*** Opening of INFORMATION PROVIDED ***

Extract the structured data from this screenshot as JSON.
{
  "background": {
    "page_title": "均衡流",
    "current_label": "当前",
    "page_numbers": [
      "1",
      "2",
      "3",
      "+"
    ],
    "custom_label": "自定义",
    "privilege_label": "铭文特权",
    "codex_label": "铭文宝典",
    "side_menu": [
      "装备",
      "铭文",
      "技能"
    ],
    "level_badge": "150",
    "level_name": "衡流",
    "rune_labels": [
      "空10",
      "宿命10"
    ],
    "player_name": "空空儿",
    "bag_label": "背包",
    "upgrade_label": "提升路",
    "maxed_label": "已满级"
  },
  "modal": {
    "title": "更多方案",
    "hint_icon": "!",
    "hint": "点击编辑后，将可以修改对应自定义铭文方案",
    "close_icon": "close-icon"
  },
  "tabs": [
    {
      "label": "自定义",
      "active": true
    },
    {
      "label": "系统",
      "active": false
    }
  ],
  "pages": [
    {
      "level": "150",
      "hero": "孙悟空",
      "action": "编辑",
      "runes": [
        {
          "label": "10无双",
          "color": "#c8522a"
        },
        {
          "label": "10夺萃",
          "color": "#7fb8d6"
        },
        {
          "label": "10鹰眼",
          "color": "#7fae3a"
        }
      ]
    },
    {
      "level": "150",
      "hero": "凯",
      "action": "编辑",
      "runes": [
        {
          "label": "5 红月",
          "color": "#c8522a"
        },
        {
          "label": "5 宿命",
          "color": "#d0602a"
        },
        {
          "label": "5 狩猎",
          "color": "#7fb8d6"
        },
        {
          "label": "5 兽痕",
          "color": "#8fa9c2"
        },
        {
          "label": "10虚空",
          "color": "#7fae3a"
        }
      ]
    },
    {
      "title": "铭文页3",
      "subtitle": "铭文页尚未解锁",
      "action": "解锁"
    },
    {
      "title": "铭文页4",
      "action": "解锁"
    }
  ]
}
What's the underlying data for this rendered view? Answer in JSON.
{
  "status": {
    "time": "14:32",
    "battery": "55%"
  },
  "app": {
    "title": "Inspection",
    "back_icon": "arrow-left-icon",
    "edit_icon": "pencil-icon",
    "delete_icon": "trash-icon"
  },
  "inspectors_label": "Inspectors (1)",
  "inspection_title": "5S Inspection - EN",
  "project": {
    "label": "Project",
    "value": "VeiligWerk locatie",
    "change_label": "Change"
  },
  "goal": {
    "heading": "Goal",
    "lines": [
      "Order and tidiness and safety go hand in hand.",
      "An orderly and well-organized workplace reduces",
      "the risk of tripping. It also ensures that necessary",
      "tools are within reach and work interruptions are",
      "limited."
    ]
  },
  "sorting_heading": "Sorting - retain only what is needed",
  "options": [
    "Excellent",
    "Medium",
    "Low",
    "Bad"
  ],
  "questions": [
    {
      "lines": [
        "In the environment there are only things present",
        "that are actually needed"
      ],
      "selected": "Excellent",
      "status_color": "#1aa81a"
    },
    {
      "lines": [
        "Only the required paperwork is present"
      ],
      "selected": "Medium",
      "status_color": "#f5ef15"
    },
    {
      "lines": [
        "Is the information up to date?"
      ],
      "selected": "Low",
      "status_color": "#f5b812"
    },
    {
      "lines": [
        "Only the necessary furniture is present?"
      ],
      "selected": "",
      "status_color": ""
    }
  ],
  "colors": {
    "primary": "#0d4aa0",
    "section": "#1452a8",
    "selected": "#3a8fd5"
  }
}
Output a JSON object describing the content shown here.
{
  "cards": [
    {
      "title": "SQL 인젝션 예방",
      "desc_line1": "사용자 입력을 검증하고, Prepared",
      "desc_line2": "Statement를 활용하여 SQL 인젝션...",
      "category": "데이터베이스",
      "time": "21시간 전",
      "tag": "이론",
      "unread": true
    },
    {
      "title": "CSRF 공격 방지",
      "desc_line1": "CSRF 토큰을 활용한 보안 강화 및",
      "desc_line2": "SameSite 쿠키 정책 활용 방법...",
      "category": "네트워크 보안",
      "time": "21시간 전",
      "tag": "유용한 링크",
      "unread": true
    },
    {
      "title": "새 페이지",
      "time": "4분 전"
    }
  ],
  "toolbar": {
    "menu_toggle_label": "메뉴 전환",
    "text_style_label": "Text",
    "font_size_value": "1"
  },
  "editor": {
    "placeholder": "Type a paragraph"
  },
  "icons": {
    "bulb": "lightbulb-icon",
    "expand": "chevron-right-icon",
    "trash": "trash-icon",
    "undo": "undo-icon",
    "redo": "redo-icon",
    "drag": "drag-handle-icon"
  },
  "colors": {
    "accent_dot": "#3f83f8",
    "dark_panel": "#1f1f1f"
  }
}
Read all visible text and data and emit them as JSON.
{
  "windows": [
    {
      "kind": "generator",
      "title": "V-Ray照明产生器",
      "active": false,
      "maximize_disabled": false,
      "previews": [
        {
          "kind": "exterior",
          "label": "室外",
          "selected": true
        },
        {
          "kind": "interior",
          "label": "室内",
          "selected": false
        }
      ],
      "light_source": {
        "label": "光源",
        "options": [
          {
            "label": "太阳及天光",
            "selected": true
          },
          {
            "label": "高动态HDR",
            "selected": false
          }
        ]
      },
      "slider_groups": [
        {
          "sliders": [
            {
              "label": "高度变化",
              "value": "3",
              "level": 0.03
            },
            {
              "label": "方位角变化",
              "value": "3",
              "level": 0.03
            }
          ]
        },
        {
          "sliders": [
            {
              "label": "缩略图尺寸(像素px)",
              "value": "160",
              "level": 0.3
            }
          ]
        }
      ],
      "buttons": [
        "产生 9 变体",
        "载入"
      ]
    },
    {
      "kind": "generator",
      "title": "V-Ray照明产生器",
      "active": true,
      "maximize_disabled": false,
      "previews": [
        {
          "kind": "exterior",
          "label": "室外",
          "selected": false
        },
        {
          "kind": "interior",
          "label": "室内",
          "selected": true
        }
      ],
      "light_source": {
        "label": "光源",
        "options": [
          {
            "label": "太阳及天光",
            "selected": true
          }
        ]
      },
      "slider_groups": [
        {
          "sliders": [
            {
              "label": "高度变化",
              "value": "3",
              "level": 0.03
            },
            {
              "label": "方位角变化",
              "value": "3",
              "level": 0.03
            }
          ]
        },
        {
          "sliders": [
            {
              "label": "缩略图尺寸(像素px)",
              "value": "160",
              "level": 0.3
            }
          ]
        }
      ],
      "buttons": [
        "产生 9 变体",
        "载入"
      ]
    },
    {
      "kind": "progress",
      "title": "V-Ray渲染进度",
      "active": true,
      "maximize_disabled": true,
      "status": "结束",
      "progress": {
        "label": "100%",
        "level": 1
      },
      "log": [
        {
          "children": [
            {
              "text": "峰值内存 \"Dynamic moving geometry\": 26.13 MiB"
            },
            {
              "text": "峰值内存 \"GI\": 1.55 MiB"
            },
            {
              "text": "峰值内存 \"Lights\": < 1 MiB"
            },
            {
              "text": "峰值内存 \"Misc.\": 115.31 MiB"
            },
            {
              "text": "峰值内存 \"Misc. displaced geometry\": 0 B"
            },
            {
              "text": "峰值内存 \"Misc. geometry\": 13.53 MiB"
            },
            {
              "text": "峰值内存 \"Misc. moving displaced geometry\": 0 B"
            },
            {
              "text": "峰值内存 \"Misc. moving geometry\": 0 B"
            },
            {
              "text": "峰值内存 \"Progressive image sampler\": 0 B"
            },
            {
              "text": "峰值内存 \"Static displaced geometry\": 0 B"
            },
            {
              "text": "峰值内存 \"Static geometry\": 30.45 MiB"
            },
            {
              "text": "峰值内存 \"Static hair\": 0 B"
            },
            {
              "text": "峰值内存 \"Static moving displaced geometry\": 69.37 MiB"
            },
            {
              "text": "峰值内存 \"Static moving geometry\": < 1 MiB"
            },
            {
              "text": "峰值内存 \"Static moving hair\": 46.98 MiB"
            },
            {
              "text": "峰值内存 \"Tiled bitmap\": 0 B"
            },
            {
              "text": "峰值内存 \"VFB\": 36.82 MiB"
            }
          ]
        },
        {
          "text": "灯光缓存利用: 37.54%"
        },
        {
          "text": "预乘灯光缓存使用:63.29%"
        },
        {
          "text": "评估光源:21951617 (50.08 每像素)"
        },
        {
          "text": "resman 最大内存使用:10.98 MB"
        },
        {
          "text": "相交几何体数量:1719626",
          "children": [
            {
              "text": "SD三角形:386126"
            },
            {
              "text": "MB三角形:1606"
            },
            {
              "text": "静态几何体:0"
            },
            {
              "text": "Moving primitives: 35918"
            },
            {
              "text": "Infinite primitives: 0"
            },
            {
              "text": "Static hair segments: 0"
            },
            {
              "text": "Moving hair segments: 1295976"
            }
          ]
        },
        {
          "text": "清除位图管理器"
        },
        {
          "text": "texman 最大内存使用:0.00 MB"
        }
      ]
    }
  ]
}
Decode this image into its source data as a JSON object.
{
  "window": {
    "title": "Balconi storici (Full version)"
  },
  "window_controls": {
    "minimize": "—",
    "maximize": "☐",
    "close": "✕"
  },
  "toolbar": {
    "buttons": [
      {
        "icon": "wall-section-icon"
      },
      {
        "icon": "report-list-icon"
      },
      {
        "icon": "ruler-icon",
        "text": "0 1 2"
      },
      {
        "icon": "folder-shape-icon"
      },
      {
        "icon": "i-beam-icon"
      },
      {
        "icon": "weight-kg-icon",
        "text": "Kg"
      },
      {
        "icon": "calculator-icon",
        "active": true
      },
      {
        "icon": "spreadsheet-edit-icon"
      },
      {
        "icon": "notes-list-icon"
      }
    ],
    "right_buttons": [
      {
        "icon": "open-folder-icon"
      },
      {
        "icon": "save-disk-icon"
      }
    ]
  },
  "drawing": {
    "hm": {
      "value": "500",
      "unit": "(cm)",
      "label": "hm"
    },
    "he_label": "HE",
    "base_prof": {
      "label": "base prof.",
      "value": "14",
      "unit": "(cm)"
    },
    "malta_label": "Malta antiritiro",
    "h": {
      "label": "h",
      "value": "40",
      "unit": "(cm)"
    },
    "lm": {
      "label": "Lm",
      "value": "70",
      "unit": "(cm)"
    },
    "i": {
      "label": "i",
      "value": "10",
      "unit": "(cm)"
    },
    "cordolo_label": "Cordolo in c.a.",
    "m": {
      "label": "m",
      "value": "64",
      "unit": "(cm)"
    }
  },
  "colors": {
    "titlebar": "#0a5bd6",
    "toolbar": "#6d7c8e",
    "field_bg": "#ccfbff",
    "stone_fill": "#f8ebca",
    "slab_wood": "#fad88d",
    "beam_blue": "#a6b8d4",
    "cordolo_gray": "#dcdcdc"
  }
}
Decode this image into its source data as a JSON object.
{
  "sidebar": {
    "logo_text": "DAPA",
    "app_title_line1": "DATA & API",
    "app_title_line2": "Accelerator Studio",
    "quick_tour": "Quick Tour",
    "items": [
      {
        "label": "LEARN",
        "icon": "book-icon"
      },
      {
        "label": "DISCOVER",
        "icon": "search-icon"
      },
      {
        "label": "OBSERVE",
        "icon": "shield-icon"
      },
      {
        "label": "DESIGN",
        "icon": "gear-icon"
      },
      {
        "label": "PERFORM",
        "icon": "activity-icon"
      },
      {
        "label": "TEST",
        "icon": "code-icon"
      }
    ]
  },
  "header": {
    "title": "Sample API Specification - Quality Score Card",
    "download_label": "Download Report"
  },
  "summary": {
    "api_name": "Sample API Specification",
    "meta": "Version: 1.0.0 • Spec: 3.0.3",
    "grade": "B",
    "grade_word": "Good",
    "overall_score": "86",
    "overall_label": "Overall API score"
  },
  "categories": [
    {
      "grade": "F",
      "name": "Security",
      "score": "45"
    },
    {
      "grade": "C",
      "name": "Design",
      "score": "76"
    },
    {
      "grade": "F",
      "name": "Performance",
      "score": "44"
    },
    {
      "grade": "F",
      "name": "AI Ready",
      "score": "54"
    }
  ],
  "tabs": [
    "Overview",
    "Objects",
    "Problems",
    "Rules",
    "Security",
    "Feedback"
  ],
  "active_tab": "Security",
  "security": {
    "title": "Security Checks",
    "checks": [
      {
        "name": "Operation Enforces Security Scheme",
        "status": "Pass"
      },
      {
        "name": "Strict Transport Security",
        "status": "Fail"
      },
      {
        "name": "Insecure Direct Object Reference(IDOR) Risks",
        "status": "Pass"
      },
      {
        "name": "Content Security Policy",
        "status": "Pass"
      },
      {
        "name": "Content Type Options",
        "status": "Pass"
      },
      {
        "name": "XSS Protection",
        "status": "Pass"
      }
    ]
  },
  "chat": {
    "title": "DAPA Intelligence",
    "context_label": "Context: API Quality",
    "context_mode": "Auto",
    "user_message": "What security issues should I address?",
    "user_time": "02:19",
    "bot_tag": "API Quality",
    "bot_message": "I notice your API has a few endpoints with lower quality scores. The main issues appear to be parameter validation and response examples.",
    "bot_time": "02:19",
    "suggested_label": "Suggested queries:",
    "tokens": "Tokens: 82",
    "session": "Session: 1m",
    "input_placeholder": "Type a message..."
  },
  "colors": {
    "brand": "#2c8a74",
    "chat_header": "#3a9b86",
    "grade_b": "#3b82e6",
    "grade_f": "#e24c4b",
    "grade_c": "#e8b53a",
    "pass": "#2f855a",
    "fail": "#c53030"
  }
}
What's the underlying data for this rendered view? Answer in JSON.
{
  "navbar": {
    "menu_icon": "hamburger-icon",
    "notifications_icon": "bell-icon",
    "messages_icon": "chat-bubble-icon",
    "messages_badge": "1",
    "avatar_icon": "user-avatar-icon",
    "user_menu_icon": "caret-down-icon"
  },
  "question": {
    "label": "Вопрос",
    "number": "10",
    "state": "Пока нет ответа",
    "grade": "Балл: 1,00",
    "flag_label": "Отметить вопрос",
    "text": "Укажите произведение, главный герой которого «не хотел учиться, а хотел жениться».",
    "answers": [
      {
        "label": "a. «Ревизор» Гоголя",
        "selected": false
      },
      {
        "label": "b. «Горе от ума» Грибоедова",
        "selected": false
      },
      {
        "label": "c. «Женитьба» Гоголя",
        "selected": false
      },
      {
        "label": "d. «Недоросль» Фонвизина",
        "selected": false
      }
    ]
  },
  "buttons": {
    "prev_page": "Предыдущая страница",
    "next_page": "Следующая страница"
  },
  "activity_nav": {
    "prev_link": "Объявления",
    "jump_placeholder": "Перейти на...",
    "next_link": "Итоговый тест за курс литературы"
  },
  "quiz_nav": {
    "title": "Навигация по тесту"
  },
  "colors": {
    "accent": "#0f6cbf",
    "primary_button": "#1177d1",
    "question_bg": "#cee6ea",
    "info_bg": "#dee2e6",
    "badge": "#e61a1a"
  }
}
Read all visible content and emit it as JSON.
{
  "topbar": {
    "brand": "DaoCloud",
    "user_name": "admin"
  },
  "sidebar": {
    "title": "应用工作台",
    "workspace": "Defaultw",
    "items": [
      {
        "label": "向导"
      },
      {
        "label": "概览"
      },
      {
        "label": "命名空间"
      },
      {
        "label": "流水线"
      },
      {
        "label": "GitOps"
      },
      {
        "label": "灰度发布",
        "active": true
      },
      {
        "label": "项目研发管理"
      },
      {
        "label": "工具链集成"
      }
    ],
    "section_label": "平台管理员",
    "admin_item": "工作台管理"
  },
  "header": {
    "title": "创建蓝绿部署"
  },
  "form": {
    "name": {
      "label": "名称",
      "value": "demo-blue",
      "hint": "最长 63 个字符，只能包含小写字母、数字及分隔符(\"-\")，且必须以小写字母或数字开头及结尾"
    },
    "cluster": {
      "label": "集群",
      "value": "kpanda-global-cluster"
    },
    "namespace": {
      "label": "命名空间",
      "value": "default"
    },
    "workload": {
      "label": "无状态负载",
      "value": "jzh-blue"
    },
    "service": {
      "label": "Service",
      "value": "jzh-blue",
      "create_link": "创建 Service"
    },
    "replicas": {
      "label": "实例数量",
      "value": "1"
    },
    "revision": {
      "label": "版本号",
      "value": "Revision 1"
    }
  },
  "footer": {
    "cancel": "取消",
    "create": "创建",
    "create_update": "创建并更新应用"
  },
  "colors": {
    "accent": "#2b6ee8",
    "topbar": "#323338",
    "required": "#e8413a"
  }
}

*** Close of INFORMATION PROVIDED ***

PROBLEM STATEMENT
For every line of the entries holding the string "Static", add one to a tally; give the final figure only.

WRITTEN SOLUTION
7